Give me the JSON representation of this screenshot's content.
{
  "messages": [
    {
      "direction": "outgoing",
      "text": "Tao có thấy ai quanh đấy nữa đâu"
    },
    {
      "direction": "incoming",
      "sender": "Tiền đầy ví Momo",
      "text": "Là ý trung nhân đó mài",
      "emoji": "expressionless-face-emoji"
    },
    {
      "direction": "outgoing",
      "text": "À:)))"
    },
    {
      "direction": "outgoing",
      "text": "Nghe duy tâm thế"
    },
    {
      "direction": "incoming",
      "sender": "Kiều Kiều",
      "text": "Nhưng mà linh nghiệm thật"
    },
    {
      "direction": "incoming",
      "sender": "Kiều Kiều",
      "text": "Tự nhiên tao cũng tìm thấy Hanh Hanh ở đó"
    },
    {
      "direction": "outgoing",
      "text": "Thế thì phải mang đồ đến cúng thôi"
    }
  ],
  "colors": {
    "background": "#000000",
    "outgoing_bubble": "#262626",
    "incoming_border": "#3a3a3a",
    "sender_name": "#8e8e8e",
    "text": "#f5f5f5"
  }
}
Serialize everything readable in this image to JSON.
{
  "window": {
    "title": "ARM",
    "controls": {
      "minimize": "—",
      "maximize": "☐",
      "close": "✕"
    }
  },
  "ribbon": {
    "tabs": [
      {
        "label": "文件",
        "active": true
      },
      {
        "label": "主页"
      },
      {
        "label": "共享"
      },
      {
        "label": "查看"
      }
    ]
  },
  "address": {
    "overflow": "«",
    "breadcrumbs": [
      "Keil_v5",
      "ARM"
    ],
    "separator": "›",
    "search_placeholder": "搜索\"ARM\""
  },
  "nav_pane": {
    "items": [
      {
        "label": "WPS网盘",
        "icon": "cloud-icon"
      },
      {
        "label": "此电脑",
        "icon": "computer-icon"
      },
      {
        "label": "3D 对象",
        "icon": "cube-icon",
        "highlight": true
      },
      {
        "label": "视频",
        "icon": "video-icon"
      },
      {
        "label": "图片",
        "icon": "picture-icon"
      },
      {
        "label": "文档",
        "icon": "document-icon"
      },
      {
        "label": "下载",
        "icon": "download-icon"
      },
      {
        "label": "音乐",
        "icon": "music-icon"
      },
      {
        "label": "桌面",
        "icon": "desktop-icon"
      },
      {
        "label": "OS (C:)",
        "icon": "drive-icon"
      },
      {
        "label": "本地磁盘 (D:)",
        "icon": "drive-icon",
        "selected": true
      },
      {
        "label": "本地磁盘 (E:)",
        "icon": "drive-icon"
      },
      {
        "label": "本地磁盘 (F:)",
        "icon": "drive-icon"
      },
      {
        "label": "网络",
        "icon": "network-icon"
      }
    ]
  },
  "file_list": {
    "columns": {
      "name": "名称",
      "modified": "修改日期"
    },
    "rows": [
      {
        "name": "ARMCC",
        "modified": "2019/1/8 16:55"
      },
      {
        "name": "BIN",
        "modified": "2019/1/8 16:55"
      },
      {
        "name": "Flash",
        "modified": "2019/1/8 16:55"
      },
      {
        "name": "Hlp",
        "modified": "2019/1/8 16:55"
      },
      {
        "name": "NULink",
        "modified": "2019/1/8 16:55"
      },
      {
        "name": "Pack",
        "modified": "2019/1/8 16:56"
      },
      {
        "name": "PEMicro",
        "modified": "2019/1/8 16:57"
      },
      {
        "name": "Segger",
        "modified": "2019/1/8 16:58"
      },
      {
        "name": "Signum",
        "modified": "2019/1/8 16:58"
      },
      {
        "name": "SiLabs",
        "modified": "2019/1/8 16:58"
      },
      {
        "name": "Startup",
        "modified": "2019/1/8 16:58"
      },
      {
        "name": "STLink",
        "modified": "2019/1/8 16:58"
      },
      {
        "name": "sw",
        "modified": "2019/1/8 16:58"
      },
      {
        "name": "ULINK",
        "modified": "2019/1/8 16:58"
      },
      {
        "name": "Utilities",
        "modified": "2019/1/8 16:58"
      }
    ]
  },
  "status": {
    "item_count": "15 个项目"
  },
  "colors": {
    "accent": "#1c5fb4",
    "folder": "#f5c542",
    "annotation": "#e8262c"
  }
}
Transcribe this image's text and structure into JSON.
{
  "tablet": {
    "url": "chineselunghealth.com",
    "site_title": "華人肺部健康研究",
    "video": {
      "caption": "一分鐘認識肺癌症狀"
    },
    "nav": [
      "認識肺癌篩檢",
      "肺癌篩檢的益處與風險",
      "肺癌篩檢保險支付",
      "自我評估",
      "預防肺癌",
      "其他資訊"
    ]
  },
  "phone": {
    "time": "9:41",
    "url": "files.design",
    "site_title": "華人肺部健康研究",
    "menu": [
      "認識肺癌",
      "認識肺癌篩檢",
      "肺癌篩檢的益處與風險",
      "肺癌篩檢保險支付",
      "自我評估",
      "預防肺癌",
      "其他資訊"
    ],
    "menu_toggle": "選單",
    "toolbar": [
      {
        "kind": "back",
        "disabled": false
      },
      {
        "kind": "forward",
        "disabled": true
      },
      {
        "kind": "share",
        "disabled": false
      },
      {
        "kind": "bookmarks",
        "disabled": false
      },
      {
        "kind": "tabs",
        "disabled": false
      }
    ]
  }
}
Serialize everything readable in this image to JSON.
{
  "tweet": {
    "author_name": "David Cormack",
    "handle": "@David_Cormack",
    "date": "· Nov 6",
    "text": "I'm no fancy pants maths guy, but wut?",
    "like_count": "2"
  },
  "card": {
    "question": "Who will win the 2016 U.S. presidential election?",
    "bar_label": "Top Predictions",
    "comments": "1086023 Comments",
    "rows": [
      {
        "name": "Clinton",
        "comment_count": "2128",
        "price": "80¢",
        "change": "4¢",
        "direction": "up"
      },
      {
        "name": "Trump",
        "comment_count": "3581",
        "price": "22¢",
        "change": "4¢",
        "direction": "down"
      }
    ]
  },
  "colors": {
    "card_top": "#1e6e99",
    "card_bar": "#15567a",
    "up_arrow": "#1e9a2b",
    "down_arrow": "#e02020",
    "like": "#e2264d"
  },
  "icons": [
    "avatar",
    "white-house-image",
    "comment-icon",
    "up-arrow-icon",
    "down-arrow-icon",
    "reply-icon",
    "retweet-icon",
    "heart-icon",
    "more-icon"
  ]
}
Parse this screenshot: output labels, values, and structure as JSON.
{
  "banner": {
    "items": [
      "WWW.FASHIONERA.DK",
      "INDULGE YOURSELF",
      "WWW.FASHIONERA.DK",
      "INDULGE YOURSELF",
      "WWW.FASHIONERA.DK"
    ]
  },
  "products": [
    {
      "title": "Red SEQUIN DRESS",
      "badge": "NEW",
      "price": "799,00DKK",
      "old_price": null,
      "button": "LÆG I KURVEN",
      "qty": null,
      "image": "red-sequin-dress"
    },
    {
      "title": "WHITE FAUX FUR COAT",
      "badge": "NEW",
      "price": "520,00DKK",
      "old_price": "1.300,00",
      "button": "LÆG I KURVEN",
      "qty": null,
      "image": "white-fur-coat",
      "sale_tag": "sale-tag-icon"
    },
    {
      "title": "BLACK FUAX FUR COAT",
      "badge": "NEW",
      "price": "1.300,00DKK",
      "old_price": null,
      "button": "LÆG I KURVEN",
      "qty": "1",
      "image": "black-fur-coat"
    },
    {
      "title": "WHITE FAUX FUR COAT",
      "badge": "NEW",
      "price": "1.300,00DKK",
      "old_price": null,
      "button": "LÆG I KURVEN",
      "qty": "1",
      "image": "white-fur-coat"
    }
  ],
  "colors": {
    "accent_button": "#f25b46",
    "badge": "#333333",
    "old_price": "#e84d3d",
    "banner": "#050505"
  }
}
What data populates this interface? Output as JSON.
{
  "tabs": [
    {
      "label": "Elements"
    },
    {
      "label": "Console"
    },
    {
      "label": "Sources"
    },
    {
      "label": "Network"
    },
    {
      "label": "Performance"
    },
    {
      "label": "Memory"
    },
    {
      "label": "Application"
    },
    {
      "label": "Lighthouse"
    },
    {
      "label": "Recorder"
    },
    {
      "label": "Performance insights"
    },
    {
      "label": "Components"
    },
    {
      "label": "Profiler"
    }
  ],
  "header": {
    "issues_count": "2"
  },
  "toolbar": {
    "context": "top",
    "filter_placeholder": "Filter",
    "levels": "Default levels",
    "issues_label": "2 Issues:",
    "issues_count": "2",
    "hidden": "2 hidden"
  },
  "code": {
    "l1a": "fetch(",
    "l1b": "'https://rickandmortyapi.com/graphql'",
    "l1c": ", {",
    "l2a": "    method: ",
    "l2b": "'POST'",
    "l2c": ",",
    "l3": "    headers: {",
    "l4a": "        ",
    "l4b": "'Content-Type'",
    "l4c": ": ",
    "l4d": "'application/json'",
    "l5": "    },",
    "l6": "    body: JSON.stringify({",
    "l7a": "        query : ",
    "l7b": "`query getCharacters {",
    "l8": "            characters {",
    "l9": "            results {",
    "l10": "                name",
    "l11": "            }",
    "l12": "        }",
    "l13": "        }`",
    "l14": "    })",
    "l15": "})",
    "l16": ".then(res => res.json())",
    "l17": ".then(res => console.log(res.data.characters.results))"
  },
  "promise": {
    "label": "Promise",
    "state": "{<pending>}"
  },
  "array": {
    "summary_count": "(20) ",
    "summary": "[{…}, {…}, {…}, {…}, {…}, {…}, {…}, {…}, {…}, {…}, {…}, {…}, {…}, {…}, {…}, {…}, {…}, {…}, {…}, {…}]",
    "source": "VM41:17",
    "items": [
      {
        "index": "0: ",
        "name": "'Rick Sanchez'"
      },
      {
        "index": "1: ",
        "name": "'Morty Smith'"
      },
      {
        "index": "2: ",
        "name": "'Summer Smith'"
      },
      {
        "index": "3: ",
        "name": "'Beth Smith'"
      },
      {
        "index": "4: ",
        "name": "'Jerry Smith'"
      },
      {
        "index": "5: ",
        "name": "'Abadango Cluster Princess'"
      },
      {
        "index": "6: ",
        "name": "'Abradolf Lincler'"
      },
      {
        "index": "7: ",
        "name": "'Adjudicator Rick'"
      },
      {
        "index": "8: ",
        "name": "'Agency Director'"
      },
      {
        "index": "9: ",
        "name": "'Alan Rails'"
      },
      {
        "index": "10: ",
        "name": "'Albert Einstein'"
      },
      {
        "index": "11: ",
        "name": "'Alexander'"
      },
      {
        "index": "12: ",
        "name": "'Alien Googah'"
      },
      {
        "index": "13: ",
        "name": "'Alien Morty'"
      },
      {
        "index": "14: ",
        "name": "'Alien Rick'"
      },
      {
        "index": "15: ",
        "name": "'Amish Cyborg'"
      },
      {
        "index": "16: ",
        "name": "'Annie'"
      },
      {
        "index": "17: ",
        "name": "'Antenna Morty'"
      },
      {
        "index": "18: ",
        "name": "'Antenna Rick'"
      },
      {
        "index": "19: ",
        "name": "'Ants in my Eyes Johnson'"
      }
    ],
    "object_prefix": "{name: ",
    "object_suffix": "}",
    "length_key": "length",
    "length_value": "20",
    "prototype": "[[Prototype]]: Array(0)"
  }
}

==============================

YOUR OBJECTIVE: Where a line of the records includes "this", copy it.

EXPECTED ANSWER:
Give me the JSON representation of this screenshot's content.
Serialize everything readable in this image to JSON.
Transcribe this image's text and structure into JSON.
Serialize everything readable in this image to JSON.
Parse this screenshot: output labels, values, and structure as JSON.
What data populates this interface? Output as JSON.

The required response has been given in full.